A visually stunning and heartfelt riposte to the emotional sterility of Kubrick's 2001: A Space Odyssey, Douglas Trumbull's eco-themed Silent Running (1972) became one of the defining science-fiction films of the seventies. Bruce Dern excels as lonely hero Freeman Lowell, cast adrift in deep space with three robotic 'Drones' who become his 'amazing companions' on a journey 'beyond imagination'.
Mark Kermode, writing on his favourite science fiction film of all time, traces Trumbull's sentimental masterpiece from its roots in the counter-culture of the sixties to its enduring appeal as a cult classic in the 21st century.
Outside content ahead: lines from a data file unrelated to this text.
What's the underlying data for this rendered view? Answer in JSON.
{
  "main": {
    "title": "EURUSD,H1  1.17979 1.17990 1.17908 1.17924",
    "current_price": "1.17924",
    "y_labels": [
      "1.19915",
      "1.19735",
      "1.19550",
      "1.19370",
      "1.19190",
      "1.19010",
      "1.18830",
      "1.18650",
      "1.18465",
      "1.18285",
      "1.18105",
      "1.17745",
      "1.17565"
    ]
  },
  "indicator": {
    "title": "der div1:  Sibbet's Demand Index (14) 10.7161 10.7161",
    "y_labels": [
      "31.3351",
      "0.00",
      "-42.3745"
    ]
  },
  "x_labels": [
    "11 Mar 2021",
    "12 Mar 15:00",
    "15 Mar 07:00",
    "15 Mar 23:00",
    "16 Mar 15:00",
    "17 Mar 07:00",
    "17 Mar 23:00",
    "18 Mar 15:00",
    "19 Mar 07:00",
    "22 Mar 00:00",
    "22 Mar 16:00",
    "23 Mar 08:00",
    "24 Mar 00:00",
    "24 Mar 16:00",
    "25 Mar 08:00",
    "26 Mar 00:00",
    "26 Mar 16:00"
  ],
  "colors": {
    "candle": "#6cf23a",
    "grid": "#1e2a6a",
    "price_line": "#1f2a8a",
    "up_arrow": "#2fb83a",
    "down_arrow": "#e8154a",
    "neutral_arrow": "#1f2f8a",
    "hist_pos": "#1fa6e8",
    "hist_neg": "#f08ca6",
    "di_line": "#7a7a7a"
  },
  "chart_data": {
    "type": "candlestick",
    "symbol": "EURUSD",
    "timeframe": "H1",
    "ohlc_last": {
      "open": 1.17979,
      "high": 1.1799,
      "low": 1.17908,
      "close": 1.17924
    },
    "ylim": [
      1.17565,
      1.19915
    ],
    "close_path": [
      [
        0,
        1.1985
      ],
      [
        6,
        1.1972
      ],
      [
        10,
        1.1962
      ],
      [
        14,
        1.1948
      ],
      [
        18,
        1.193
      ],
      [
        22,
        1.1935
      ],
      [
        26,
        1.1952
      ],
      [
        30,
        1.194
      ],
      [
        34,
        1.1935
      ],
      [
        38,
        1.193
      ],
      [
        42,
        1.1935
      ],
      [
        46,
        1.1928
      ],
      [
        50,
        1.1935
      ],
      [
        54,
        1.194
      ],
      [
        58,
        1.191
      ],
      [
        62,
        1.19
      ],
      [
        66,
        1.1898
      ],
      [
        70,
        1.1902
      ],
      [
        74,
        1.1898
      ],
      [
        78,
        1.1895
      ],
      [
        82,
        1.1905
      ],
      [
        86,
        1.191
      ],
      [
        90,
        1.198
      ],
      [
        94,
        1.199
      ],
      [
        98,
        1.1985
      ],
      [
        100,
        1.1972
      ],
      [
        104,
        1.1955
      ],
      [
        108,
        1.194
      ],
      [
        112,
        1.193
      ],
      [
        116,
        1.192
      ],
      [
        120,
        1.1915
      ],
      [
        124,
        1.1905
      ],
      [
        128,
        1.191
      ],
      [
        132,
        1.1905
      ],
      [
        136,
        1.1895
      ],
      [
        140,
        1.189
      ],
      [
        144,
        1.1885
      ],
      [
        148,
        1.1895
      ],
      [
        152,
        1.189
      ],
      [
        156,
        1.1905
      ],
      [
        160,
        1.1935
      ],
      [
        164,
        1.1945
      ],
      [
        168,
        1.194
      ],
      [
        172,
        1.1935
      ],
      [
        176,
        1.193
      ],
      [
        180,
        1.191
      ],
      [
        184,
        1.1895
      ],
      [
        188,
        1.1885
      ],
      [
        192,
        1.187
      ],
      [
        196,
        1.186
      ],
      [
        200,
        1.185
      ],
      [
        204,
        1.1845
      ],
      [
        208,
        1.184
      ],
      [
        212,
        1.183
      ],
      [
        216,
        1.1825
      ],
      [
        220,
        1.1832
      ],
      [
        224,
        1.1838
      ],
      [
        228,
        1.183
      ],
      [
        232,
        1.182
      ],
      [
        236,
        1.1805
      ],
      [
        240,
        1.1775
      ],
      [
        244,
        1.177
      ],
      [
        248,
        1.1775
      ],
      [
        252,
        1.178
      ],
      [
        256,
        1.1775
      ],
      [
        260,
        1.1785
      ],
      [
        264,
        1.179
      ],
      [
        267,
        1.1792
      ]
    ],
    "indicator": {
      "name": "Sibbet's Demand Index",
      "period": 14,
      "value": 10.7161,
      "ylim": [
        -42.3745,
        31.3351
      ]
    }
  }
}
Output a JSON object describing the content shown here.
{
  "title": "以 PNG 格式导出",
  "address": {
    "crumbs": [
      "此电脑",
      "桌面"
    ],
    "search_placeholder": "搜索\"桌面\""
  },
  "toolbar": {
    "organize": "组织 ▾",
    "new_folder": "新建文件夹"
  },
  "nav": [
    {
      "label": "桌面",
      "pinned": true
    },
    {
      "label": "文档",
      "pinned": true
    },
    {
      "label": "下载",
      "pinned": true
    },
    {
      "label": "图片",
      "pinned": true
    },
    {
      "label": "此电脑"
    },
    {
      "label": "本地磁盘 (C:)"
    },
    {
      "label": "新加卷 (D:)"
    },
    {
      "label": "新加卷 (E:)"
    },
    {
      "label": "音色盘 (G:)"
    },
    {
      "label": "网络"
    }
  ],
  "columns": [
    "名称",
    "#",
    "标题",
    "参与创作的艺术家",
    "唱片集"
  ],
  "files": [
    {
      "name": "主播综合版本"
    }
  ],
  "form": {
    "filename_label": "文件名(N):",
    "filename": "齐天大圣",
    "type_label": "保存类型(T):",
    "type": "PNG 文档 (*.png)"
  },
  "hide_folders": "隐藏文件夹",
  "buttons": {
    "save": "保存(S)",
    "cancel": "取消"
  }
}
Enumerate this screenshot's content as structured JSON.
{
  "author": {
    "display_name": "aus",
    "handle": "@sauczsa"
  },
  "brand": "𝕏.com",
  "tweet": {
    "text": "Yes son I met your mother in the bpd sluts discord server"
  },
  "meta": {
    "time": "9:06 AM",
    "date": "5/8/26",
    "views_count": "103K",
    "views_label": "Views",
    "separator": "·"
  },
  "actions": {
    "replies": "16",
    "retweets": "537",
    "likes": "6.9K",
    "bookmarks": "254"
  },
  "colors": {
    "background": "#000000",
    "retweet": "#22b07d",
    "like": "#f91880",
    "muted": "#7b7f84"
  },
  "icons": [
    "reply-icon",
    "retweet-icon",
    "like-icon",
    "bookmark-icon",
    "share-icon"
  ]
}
Drawing on a new interview with Trumbull, Kermode examines both the technical and thematic elements of this uniquely moving space adventure, which continues to be mirrored and imitated by film-makers today.
This special edition features original cover artwork by Olly Moss.
|Subtitle||BFI Film Classic|
|Original publication date||31 October 2014|
|Number of pages||96|